As I posted a couple of weeks ago after four years of gaining weight without explanation, I was finally diagnosed with Poly Cystic Ovarian Syndrome (“PCOS”). Based on the diagnosis, my reproductive endocrinologist sent me for an entire battery of blood work to determine treatment options. Two hours, five different draws and twenty-one vials of blood later, I felt as if I had donated several pints of blood. Then I had to wait to hear the results. In the interim I jumped into the Atlantic Ocean to raise funds for Mystic Aquarium (and was the highest fund raiser, booyah), had arthroscopic knee surgery, spent a few days recovering and got back on the bike four days post surgery (again, booyah).
After two weeks of waiting, I finally had my follow up appointment yesterday. I was hoping for a magic bullet. I wanted to doctor to tell me that my glucose and insulin numbers were a disaster, that my cholesterol was a mess and that I was pre-diabetic. All of these things would have meant pharmaceutical interventions (likely in the form of Metformin) and the added side effect of weight loss, the best side effect in the world. While my hormone levels confirmed the PCOS diagnosis, I exhibit none of the secondary side effects. My insulin and blood glucose levels are fantastic, I have very low overall cholesterol and very high HDL (“good”) cholesterol and my cardiovascular health is fantastic. The doctor attributed my high volume of exercise combined with my rather meticulous diet for controlling all of the normal secondary side effects of PCOS. I am fat; I am in excellent health.
While most people would be ecstatic to hear this news (“hooray, I’m not diabetic”), I was devastated. I don’t want to be fat. I want to be fast and body composition is my biggest limiter. The doctor recommended oral birth control pills to help regulate my hormones, but I told her I’m not going to risk additional weight gain that often accompanies oral contraceptives. She then recommended an IUD, which I am having inserted next month. I again expressed my concerns about weight. While my hormone imbalances are likely contributing to my weight gain (in fact I started gaining weight when I went off birth control four years ago), as an endocrinologist she doesn’t have anything she can do to help treat this particular “symptom” (she did, however, say that she could help me if I decided I wanted to get pregnant). She recommended trying a ketogenic diet as there are studies demonstrating that women with PCOS respond particularly well to this kind of diet and going back to my GP for a prescription diet drug such as Belviq.
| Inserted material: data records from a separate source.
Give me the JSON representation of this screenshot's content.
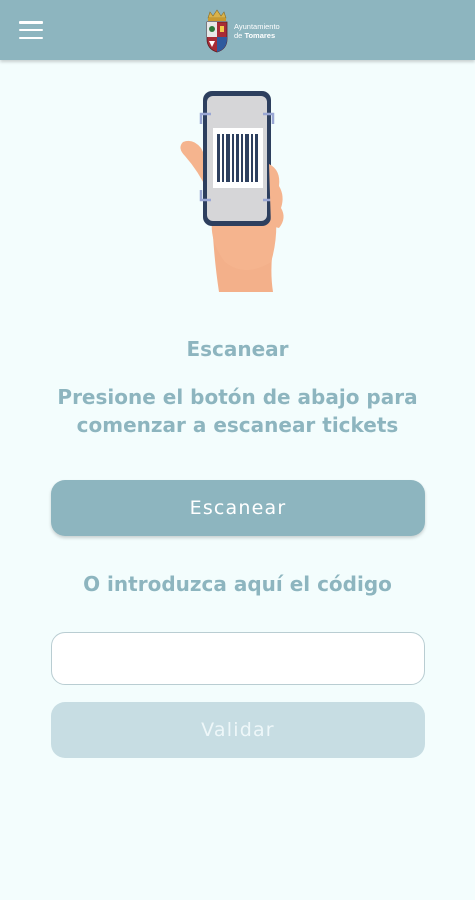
{
  "header": {
    "menu_icon": "hamburger-menu-icon",
    "logo_line1": "Ayuntamiento",
    "logo_line2_prefix": "de",
    "logo_line2_bold": "Tomares",
    "background_color": "#8db5bf"
  },
  "main": {
    "illustration": "hand-holding-phone-scanning-barcode",
    "title": "Escanear",
    "subtitle_line1": "Presione el botón de abajo para",
    "subtitle_line2": "comenzar a escanear tickets",
    "scan_button_label": "Escanear",
    "or_label": "O introduzca aquí el código",
    "code_input_value": "",
    "code_input_placeholder": "",
    "validate_button_label": "Validar",
    "accent_color": "#8db5bf",
    "disabled_button_color": "#c7dde3"
  }
}
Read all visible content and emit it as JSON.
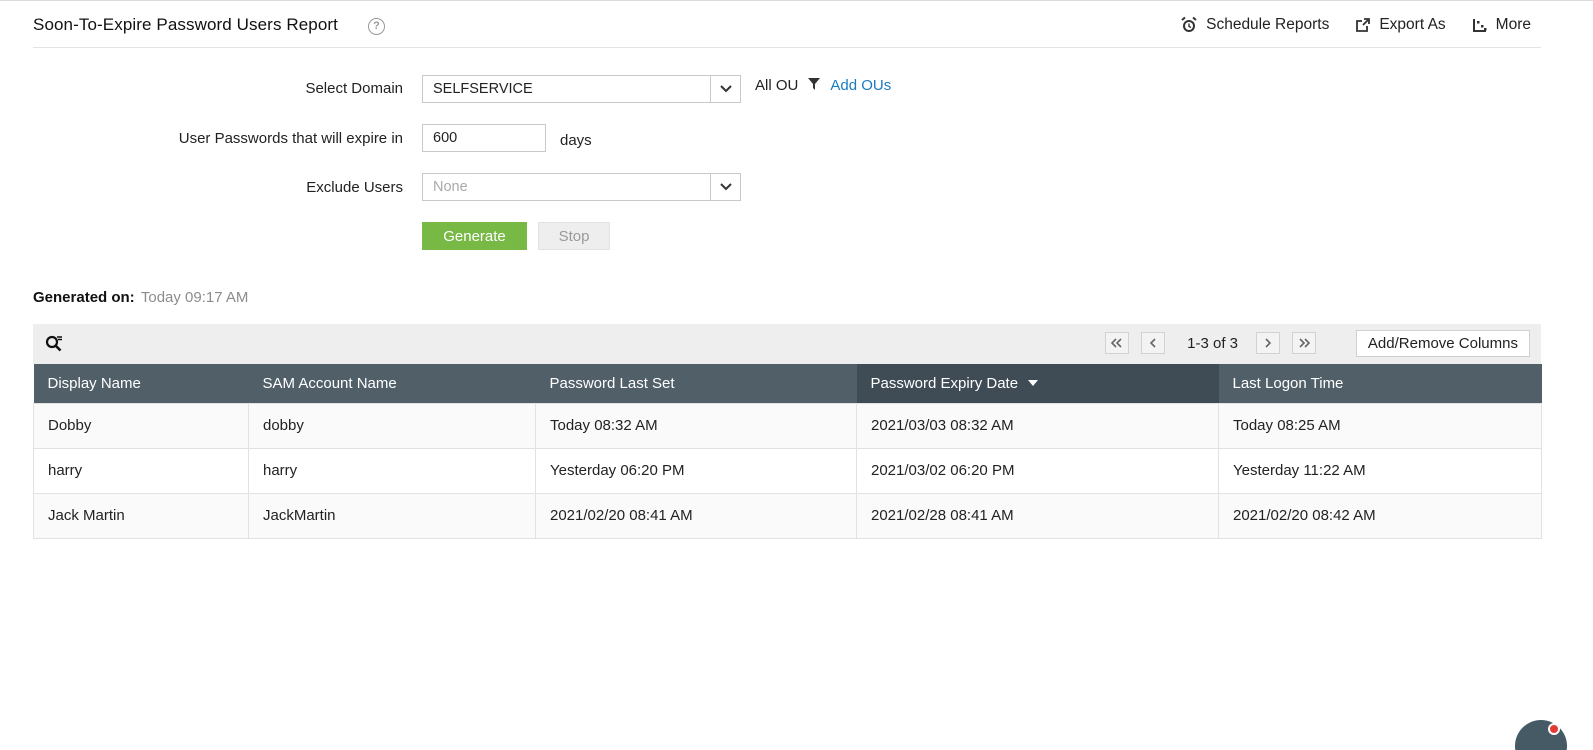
{
  "header": {
    "title": "Soon-To-Expire Password Users Report",
    "help_icon": "question-circle-icon",
    "actions": [
      {
        "label": "Schedule Reports",
        "icon": "alarm-clock-icon"
      },
      {
        "label": "Export As",
        "icon": "export-icon"
      },
      {
        "label": "More",
        "icon": "more-icon"
      }
    ]
  },
  "form": {
    "domain_label": "Select Domain",
    "domain_value": "SELFSERVICE",
    "ou_label": "All OU",
    "add_ous": "Add OUs",
    "expire_label": "User Passwords that will expire in",
    "expire_value": "600",
    "days_label": "days",
    "exclude_label": "Exclude Users",
    "exclude_placeholder": "None",
    "generate": "Generate",
    "stop": "Stop"
  },
  "generated": {
    "label": "Generated on:",
    "time": "Today 09:17 AM"
  },
  "toolbar": {
    "page_info": "1-3 of 3",
    "add_remove_columns": "Add/Remove Columns"
  },
  "table": {
    "columns": [
      "Display Name",
      "SAM Account Name",
      "Password Last Set",
      "Password Expiry Date",
      "Last Logon Time"
    ],
    "sorted_column": "Password Expiry Date",
    "rows": [
      [
        "Dobby",
        "dobby",
        "Today 08:32 AM",
        "2021/03/03 08:32 AM",
        "Today 08:25 AM"
      ],
      [
        "harry",
        "harry",
        "Yesterday 06:20 PM",
        "2021/03/02 06:20 PM",
        "Yesterday 11:22 AM"
      ],
      [
        "Jack Martin",
        "JackMartin",
        "2021/02/20 08:41 AM",
        "2021/02/28 08:41 AM",
        "2021/02/20 08:42 AM"
      ]
    ]
  },
  "colors": {
    "accent_green": "#78b845",
    "link_blue": "#1a7bc0",
    "header_bg": "#515f68",
    "sorted_header_bg": "#404c55"
  }
}
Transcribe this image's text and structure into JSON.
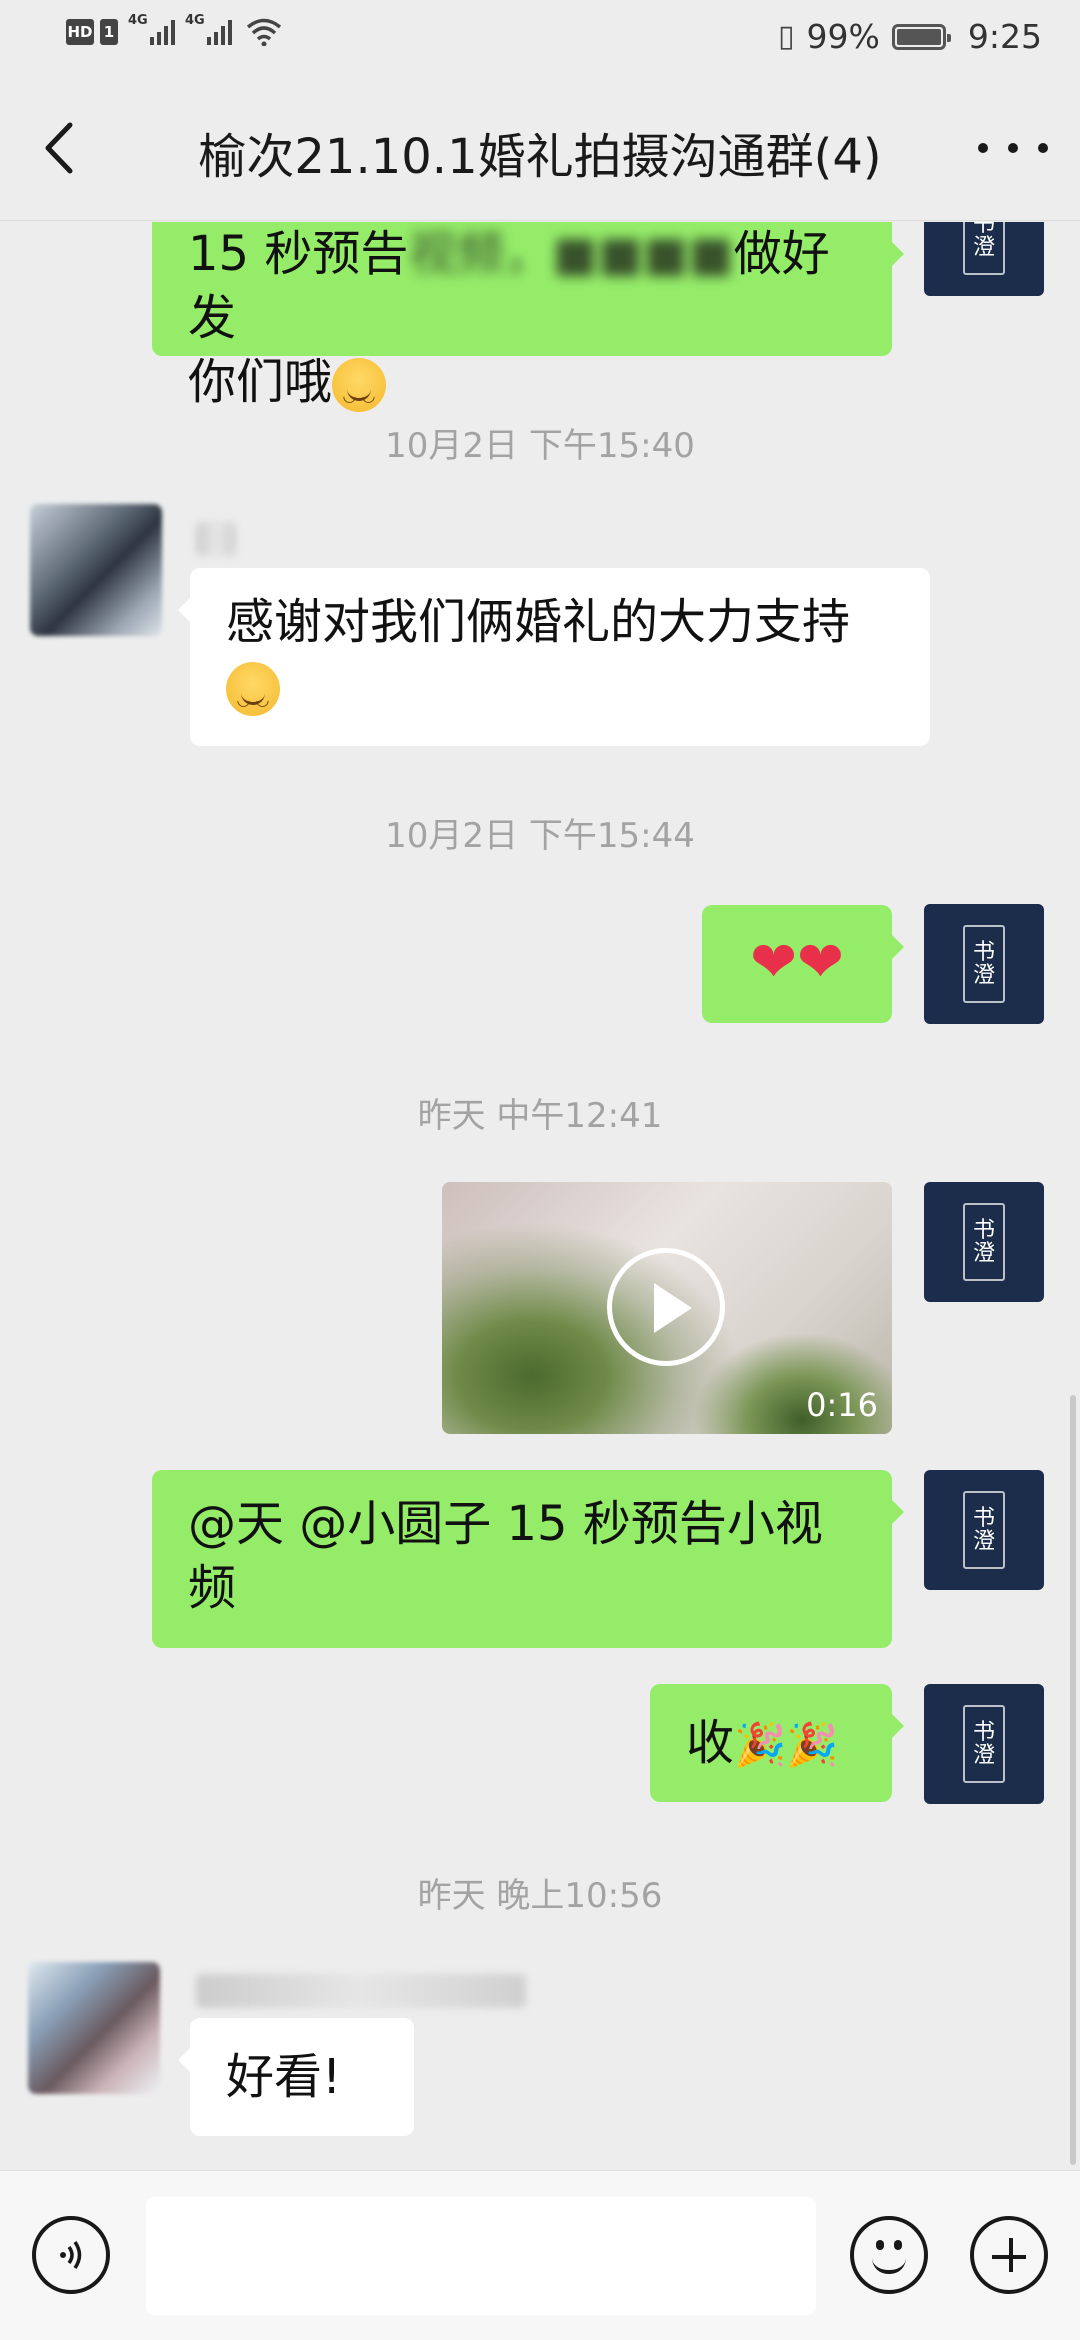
{
  "status_bar": {
    "network_1": "4G",
    "network_2": "4G",
    "hd_label": "HD",
    "sim_label": "1",
    "battery": "99%",
    "time": "9:25"
  },
  "header": {
    "title": "榆次21.10.1婚礼拍摄沟通群(4)"
  },
  "messages": {
    "m0_text_line1": "15 秒预告",
    "m0_text_mid": "做好发",
    "m0_text_line2": "你们哦",
    "t1": "10月2日 下午15:40",
    "m1_text": "感谢对我们俩婚礼的大力支持",
    "t2": "10月2日 下午15:44",
    "m2_text": "❤❤",
    "t3": "昨天 中午12:41",
    "m3_video_duration": "0:16",
    "m4_text_line1": "@天  @小圆子  15 秒预告小视",
    "m4_text_line2": "频",
    "m5_text": "收",
    "m5_emoji": "🎉🎉",
    "t4": "昨天 晚上10:56",
    "m6_text": "好看!"
  },
  "avatar": {
    "seal_text": "书澄"
  },
  "icons": {
    "back": "back-arrow-icon",
    "more": "more-dots-icon",
    "voice": "voice-icon",
    "emoji": "emoji-icon",
    "add": "add-icon",
    "play": "play-icon"
  },
  "colors": {
    "green_bubble": "#95ec69",
    "white_bubble": "#ffffff",
    "background": "#ededed",
    "avatar_navy": "#1b2d4a"
  }
}
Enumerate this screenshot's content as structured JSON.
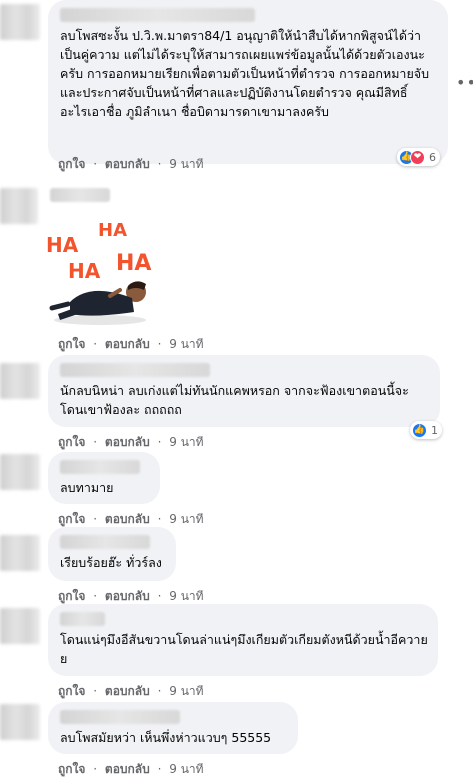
{
  "actions": {
    "like": "ถูกใจ",
    "reply": "ตอบกลับ",
    "sep": "·"
  },
  "comments": [
    {
      "text": "ลบโพสซะงั้น ป.วิ.พ.มาตรา84/1 อนุญาติให้นำสืบได้หากพิสูจน์ได้ว่าเป็นคู่ความ แต่ไม่ได้ระบุให้สามารถเผยแพร่ข้อมูลนั้นได้ด้วยตัวเองนะครับ การออกหมายเรียกเพื่อตามตัวเป็นหน้าที่ตำรวจ การออกหมายจับและประกาศจับเป็นหน้าที่ศาลและปฏิบัติงานโดยตำรวจ คุณมีสิทธิ์อะไรเอาชื่อ ภูมิลำเนา ชื่อบิดามารดาเขามาลงครับ",
      "time": "9 นาที",
      "reactions": {
        "count": "6"
      }
    },
    {
      "sticker": [
        "HA",
        "HA",
        "HA",
        "HA"
      ],
      "time": "9 นาที"
    },
    {
      "text": "นักลบนิหน่า ลบเก่งแต่ไม่ทันนักแคพหรอก จากจะฟ้องเขาตอนนี้จะโดนเขาฟ้องละ ถถถถถ",
      "time": "9 นาที",
      "reactions": {
        "count": "1"
      }
    },
    {
      "text": "ลบทามาย",
      "time": "9 นาที"
    },
    {
      "text": "เรียบร้อยฮ๊ะ ทั่วร์ลง",
      "time": "9 นาที"
    },
    {
      "text": "โดนแน่ๆมึงอีสันขวานโดนล่าแน่ๆมึงเกียมตัวเกียมตังหนีด้วยน้ำอีควายย",
      "time": "9 นาที"
    },
    {
      "text": "ลบโพสมัยหว่า เห็นพึ่งห่าวแวบๆ 55555",
      "time": "9 นาที"
    }
  ],
  "colors": {
    "bubble": "#f0f2f5",
    "like": "#1877f2",
    "love": "#f33e58",
    "meta": "#65676b"
  },
  "icons": {
    "more": "more-horizontal-icon",
    "like": "like-reaction-icon",
    "love": "love-reaction-icon"
  }
}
So, what do I do now?
I think its worth trying a ketogenic diet. Right now because of knee surgery my training volume is very low, so a low carbohydrate approach is not a bad idea. In addition, there are some pretty good resources out there on how to make training and a ketogenic diet work together. If it doesn’t work, I won’t be any worse off than I am now. I’m not sure how I feel the diet drugs recommendation. I figure it is probably worth making an appointment to discuss it, but I don’t know that my doctor will actually prescribe it and I don’t know if the side effects will make taking it worthwhile. The only truly concrete thing I can do is keep training, try my hardest and race smart. I just wish that the way my body looks actually reflected how much time and effort I spend on my training and nutrition. Overcoming that particular reservation may be the hardest thing of all.